Boehner Vs. McDermott

Lawsuit Reinstated

A federal appeals court yesterday reinstated a civil lawsuit filed by Rep. John A. Boehner (R-Ohio) against a Democratic House member who allegedly leaked the contents of a highly sensitive taped telephone call to the press.

The 2 to 1 ruling by the D.C. Circuit Court of Appeals rekindles Boehner's fight against Rep. Jim McDermott (D-Wash.) The appellate judges said McDermott "took part in an illegal transaction" when he obtained a tape recording made by a Florida couple who intercepted the call. If McDermott didn't break the law, the judges wrote, "he was at least skirting the edge."

The decision reverses a ruling by U.S. District Judge Thomas F. Hogan, who threw out the suit. Boehner wants $10,000 in damages.

Senators Would Allow

Delay in Making F-22

The congressional battle over the fate of the Air Force's F-22 fighter jet program took another turn as Senate champions of the program said they would agree to put off production for a year provided the House commits to manufacturing 10 of the planes in fiscal 2001.

Rather than spending $1.5 billion next year to procure the fighter aircraft, as the Senate originally favored, most of those funds would be used for additional research, development and advanced testing. The Air Force already has spent close to $25 billion developing the F-22 but has completed only about 5 percent of the necessary test flights. The House has not approved any money to build the plane next year.

Senate Passes Funds for

Housing, Science, Vets

The Senate approved a $97 billion measure financing next year's housing, veterans and science programs, despite a White House veto threat over shortfalls for some environmental and public housing efforts.

The measure was approved by voice vote.
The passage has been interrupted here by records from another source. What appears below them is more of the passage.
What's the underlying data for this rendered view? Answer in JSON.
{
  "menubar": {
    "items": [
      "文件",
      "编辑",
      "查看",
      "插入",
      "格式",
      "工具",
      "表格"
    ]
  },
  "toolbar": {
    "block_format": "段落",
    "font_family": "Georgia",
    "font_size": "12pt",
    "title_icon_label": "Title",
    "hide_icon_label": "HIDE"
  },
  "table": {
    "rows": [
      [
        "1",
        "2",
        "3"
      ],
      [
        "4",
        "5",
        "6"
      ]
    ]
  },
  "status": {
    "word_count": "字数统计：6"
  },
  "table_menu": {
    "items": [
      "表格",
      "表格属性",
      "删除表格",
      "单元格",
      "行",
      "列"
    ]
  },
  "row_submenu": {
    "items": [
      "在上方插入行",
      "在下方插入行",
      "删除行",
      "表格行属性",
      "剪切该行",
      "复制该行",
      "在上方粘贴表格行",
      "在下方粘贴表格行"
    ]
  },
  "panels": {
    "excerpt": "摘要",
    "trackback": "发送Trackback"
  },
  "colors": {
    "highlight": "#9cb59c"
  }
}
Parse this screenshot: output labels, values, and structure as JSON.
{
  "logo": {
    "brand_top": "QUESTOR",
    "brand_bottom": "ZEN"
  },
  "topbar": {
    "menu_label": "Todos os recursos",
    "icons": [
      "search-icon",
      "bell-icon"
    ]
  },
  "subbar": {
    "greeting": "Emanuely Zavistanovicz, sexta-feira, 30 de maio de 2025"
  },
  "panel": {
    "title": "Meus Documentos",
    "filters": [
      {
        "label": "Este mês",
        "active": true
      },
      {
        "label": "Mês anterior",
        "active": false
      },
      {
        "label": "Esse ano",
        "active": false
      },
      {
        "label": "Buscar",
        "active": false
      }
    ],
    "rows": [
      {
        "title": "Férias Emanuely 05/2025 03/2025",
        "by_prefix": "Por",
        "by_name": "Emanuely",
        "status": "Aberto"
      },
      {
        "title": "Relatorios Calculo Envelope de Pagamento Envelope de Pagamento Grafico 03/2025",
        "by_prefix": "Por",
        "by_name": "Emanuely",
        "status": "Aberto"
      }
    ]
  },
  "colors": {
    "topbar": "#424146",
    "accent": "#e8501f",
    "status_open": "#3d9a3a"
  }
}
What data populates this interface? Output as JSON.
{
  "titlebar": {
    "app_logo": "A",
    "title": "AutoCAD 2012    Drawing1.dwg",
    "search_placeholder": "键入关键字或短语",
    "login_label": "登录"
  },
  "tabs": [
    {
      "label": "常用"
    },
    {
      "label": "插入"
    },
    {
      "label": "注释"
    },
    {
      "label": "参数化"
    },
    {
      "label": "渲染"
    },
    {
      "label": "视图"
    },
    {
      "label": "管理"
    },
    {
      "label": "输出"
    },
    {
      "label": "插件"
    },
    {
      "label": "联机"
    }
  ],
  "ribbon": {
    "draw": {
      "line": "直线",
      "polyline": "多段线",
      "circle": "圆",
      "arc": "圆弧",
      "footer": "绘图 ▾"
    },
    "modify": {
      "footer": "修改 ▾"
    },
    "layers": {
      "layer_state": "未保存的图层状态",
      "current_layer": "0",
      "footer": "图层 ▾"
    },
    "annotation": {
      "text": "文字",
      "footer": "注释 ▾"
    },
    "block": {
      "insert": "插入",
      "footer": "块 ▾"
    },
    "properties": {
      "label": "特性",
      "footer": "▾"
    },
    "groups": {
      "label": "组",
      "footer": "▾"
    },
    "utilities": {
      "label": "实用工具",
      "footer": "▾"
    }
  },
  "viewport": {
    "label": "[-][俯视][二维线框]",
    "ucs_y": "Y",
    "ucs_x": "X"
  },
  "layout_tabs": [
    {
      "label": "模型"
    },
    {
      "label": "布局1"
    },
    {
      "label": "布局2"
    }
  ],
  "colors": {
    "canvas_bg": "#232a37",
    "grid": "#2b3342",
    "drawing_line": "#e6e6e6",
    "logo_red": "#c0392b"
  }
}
The next step is for senators to try crafting a compromise with the House, which approved its version two weeks ago. The Senate bill is $2.5 billion below what President Clinton requested. But it provides $5 billion more than the House approved, making it much closer to the legislation's likely final version.

Business Groups Spurn

Minimum Wage Plan

A bipartisan proposal aimed at raising the minimum wage is running into trouble with business groups. A group of moderate Republicans and conservative Democrats, led by Reps. Rick Lazio (R-N.Y.) and Gary A. Condit (D-Calif.), has suggested raising the $5.15 hourly wage by $1.30 over four years while providing a number of tax breaks for the businesses most affected by the hike.

Key business groups, such as the National Restaurant Association, the National Federation of Independent Business and the National Retail Federation, indicated that they could not support a $1.30 increase.

Defense Dept. Honors

Clark's NATO Command

Gen. Wesley K. Clark, the supreme commander of NATO forces in the air campaign against Yugoslavia, was awarded the Defense Distinguished Service Medal in a surprise ceremony yesterday at the Pentagon.

Defense Secretary William S. Cohen presented the award, the highest honor he can grant on his own authority, at a meeting of four-star admirals and generals.

The citation accompanying the medal states that "General Clark's diplomatic, political and military acumen, as well as his personal command presence, was singularly responsible" for maintaining the unity of NATO's 19 member countries in the alliance's first offensive operation.